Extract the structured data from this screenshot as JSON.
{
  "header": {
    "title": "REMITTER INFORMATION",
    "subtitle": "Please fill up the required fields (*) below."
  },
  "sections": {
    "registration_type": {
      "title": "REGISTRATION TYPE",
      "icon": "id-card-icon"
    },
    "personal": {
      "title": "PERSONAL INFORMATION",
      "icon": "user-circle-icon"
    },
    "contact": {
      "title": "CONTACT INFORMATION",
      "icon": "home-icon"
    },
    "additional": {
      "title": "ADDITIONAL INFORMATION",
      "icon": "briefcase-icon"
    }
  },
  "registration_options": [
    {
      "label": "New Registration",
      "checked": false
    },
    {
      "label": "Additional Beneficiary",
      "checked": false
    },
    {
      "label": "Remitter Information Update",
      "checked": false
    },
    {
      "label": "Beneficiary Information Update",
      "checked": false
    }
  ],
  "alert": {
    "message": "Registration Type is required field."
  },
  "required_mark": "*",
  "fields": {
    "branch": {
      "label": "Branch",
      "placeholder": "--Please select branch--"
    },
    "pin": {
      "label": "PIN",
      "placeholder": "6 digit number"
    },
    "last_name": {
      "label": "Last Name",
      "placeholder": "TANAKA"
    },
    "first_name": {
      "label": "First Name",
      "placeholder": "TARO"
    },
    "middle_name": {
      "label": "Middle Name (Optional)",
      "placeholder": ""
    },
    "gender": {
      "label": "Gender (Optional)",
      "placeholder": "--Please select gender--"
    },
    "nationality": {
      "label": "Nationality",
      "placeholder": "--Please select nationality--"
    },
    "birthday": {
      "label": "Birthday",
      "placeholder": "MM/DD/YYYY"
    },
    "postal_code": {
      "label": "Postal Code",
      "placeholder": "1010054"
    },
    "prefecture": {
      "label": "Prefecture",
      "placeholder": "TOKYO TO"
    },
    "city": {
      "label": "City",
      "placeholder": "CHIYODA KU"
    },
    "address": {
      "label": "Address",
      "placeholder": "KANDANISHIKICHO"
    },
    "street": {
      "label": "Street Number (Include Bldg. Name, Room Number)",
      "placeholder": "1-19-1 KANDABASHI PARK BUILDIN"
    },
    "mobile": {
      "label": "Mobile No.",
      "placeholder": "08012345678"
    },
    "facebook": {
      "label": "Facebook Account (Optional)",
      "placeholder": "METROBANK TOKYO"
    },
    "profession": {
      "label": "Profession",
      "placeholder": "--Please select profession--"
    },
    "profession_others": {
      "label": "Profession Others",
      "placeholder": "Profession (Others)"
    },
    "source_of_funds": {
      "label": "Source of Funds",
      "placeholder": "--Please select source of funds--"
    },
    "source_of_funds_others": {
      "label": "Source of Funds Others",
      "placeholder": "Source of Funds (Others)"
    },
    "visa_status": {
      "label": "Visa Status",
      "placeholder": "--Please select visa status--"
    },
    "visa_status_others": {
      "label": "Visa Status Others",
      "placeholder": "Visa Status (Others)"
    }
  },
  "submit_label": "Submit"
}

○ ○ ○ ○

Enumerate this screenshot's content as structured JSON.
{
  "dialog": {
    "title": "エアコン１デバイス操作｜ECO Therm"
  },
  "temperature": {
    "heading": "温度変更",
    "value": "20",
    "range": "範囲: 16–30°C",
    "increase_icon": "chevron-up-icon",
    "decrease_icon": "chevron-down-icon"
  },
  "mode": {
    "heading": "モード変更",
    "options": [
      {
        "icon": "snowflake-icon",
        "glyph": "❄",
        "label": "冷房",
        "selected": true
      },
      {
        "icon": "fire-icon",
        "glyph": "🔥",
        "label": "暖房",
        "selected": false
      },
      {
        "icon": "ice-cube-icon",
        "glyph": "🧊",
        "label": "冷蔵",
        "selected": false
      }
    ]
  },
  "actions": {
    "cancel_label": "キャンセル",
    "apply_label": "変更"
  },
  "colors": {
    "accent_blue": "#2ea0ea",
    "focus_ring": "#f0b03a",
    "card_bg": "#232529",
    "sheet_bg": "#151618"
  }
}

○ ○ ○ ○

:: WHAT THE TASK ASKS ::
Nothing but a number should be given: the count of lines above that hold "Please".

:: RESULT FOR THIS TASK ::
7